GOAL OF THE EXERCISE
Without including any pictures, write out the data below exactly.

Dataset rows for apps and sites
^^^^^^^^^^^^^^^^

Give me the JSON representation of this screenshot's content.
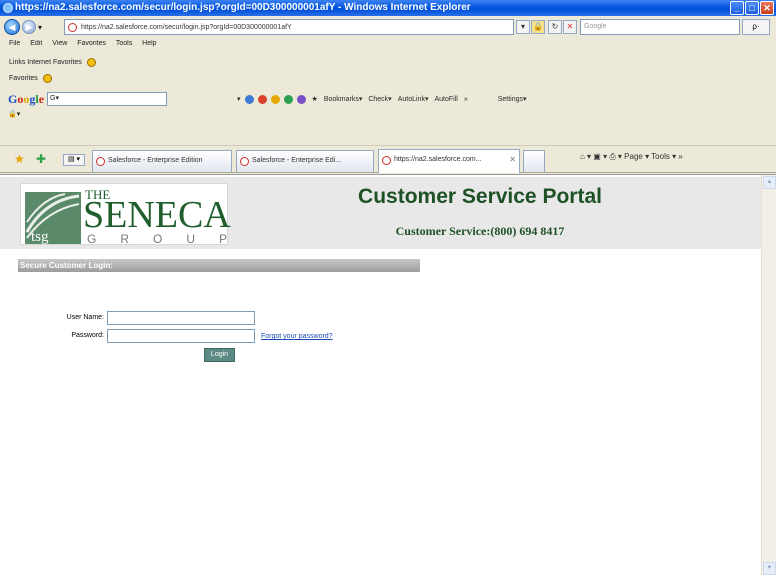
{
  "window": {
    "title": "https://na2.salesforce.com/secur/login.jsp?orgId=00D300000001afY - Windows Internet Explorer",
    "controls": {
      "minimize": "_",
      "maximize": "□",
      "close": "✕"
    }
  },
  "nav": {
    "back": "◀",
    "forward": "▶",
    "dropdown": "▾",
    "address": "https://na2.salesforce.com/secur/login.jsp?orgId=00D300000001afY",
    "search_placeholder": "Google",
    "search_go": "ρ·"
  },
  "menu": [
    "File",
    "Edit",
    "View",
    "Favorites",
    "Tools",
    "Help"
  ],
  "links_bar": {
    "label": "Links Internet Favorites"
  },
  "fav_bar": {
    "label": "Favorites"
  },
  "google_bar": {
    "logo_parts": [
      "G",
      "o",
      "o",
      "g",
      "l",
      "e"
    ],
    "input_value": "G▾",
    "bookmarks": "Bookmarks▾",
    "check": "Check▾",
    "autolink": "AutoLink▾",
    "autofill": "AutoFill",
    "more": "»",
    "settings": "Settings▾"
  },
  "extra_row": {
    "label": "🔒▾"
  },
  "tabs": [
    {
      "label": "Salesforce - Enterprise Edition",
      "active": false
    },
    {
      "label": "Salesforce - Enterprise Edi...",
      "active": false
    },
    {
      "label": "https://na2.salesforce.com...",
      "active": true
    }
  ],
  "tab_tools": "⌂ ▾  ▣ ▾  ⎙ ▾  Page ▾  Tools ▾  »",
  "quick_tabs": "▤ ▾",
  "scrollbar": {
    "up": "▲",
    "down": "▼"
  },
  "header": {
    "logo_the": "THE",
    "logo_name": "SENECA",
    "logo_group_letters": [
      "G",
      "R",
      "O",
      "U",
      "P"
    ],
    "logo_emblem_text": "tsg",
    "title": "Customer Service Portal",
    "phone": "Customer Service:(800) 694 8417"
  },
  "login": {
    "section_title": "Secure Customer Login:",
    "username_label": "User Name:",
    "username_value": "",
    "password_label": "Password:",
    "password_value": "",
    "forgot_link": "Forgot your password?",
    "login_button": "Login"
  }
}
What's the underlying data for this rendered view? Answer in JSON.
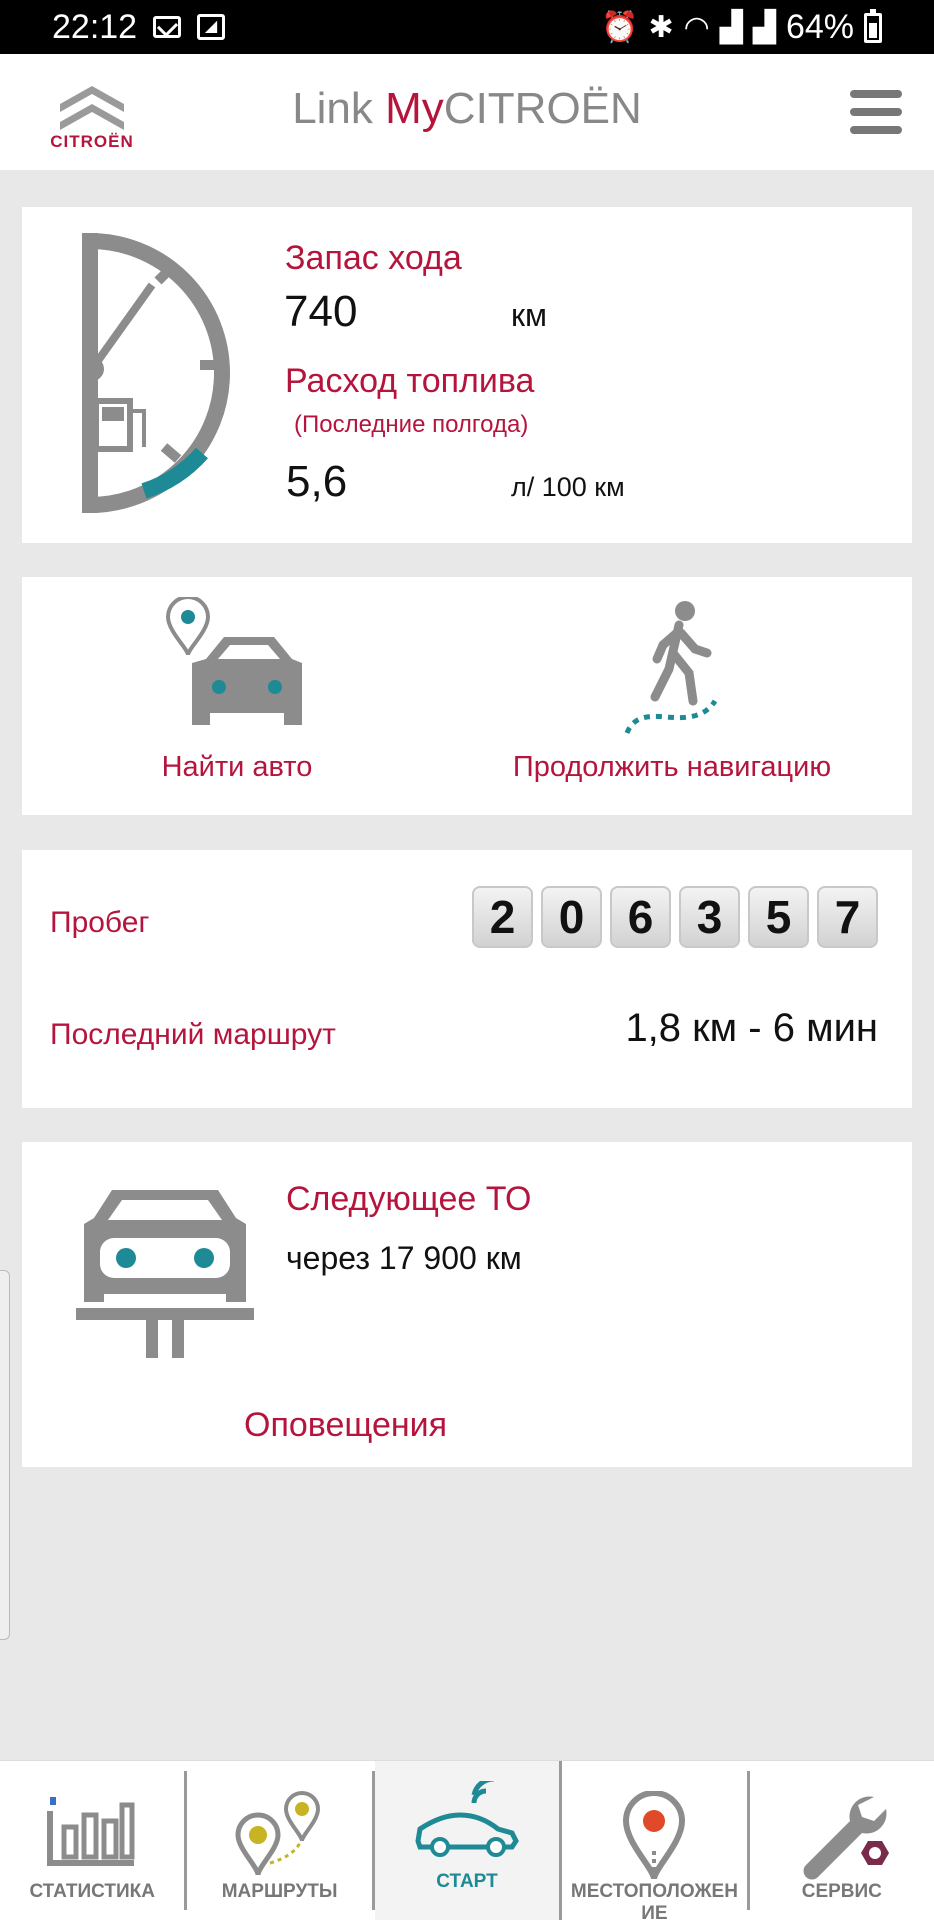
{
  "status_bar": {
    "time": "22:12",
    "battery": "64%",
    "icons": [
      "gmail-icon",
      "app-notification-icon",
      "alarm-icon",
      "bluetooth-icon",
      "wifi-icon",
      "signal-icon",
      "signal-icon",
      "battery-icon"
    ]
  },
  "header": {
    "logo_text": "CITROËN",
    "title_prefix": "Link ",
    "title_my": "My",
    "title_brand": "CITROËN"
  },
  "range_card": {
    "range_label": "Запас хода",
    "range_value": "740",
    "range_unit": "км",
    "consumption_label": "Расход топлива",
    "consumption_sub": "(Последние полгода)",
    "consumption_value": "5,6",
    "consumption_unit": "л/ 100 км"
  },
  "nav_card": {
    "find_car_label": "Найти авто",
    "continue_nav_label": "Продолжить навигацию"
  },
  "odometer_card": {
    "mileage_label": "Пробег",
    "digits": [
      "2",
      "0",
      "6",
      "3",
      "5",
      "7"
    ],
    "last_trip_label": "Последний маршрут",
    "last_trip_value": "1,8 км - 6 мин"
  },
  "service_card": {
    "next_service_label": "Следующее ТО",
    "next_service_value": "через 17 900 км",
    "alerts_label": "Оповещения"
  },
  "bottom_nav": {
    "items": [
      {
        "label": "СТАТИСТИКА",
        "icon": "statistics-icon"
      },
      {
        "label": "МАРШРУТЫ",
        "icon": "routes-icon"
      },
      {
        "label": "СТАРТ",
        "icon": "start-car-icon"
      },
      {
        "label": "МЕСТОПОЛОЖЕН ИЕ",
        "icon": "location-icon"
      },
      {
        "label": "СЕРВИС",
        "icon": "service-wrench-icon"
      }
    ],
    "active_index": 2
  },
  "colors": {
    "accent": "#b5153c",
    "teal": "#1e8a95",
    "gray_icon": "#8c8c8c"
  }
}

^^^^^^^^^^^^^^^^

ANSWER FOR THE TASK
Give me the JSON representation of this screenshot's content.
{
  "window": {
    "title": "https://na2.salesforce.com/secur/login.jsp?orgId=00D300000001afY - Windows Internet Explorer",
    "controls": {
      "minimize": "_",
      "maximize": "□",
      "close": "✕"
    }
  },
  "nav": {
    "back": "◀",
    "forward": "▶",
    "dropdown": "▾",
    "address": "https://na2.salesforce.com/secur/login.jsp?orgId=00D300000001afY",
    "search_placeholder": "Google",
    "search_go": "ρ·"
  },
  "menu": [
    "File",
    "Edit",
    "View",
    "Favorites",
    "Tools",
    "Help"
  ],
  "links_bar": {
    "label": "Links Internet Favorites"
  },
  "fav_bar": {
    "label": "Favorites"
  },
  "google_bar": {
    "logo_parts": [
      "G",
      "o",
      "o",
      "g",
      "l",
      "e"
    ],
    "input_value": "G▾",
    "bookmarks": "Bookmarks▾",
    "check": "Check▾",
    "autolink": "AutoLink▾",
    "autofill": "AutoFill",
    "more": "»",
    "settings": "Settings▾"
  },
  "extra_row": {
    "label": "🔒▾"
  },
  "tabs": [
    {
      "label": "Salesforce - Enterprise Edition",
      "active": false
    },
    {
      "label": "Salesforce - Enterprise Edi...",
      "active": false
    },
    {
      "label": "https://na2.salesforce.com...",
      "active": true
    }
  ],
  "tab_tools": "⌂ ▾  ▣ ▾  ⎙ ▾  Page ▾  Tools ▾  »",
  "quick_tabs": "▤ ▾",
  "scrollbar": {
    "up": "▲",
    "down": "▼"
  },
  "header": {
    "logo_the": "THE",
    "logo_name": "SENECA",
    "logo_group_letters": [
      "G",
      "R",
      "O",
      "U",
      "P"
    ],
    "logo_emblem_text": "tsg",
    "title": "Customer Service Portal",
    "phone": "Customer Service:(800) 694 8417"
  },
  "login": {
    "section_title": "Secure Customer Login:",
    "username_label": "User Name:",
    "username_value": "",
    "password_label": "Password:",
    "password_value": "",
    "forgot_link": "Forgot your password?",
    "login_button": "Login"
  }
}
What's the underlying data for this rendered view? Answer in JSON.
{
  "status_bar": {
    "time": "22:12",
    "battery": "64%",
    "icons": [
      "gmail-icon",
      "app-notification-icon",
      "alarm-icon",
      "bluetooth-icon",
      "wifi-icon",
      "signal-icon",
      "signal-icon",
      "battery-icon"
    ]
  },
  "header": {
    "logo_text": "CITROËN",
    "title_prefix": "Link ",
    "title_my": "My",
    "title_brand": "CITROËN"
  },
  "range_card": {
    "range_label": "Запас хода",
    "range_value": "740",
    "range_unit": "км",
    "consumption_label": "Расход топлива",
    "consumption_sub": "(Последние полгода)",
    "consumption_value": "5,6",
    "consumption_unit": "л/ 100 км"
  },
  "nav_card": {
    "find_car_label": "Найти авто",
    "continue_nav_label": "Продолжить навигацию"
  },
  "odometer_card": {
    "mileage_label": "Пробег",
    "digits": [
      "2",
      "0",
      "6",
      "3",
      "5",
      "7"
    ],
    "last_trip_label": "Последний маршрут",
    "last_trip_value": "1,8 км - 6 мин"
  },
  "service_card": {
    "next_service_label": "Следующее ТО",
    "next_service_value": "через 17 900 км",
    "alerts_label": "Оповещения"
  },
  "bottom_nav": {
    "items": [
      {
        "label": "СТАТИСТИКА",
        "icon": "statistics-icon"
      },
      {
        "label": "МАРШРУТЫ",
        "icon": "routes-icon"
      },
      {
        "label": "СТАРТ",
        "icon": "start-car-icon"
      },
      {
        "label": "МЕСТОПОЛОЖЕН ИЕ",
        "icon": "location-icon"
      },
      {
        "label": "СЕРВИС",
        "icon": "service-wrench-icon"
      }
    ],
    "active_index": 2
  },
  "colors": {
    "accent": "#b5153c",
    "teal": "#1e8a95",
    "gray_icon": "#8c8c8c"
  }
}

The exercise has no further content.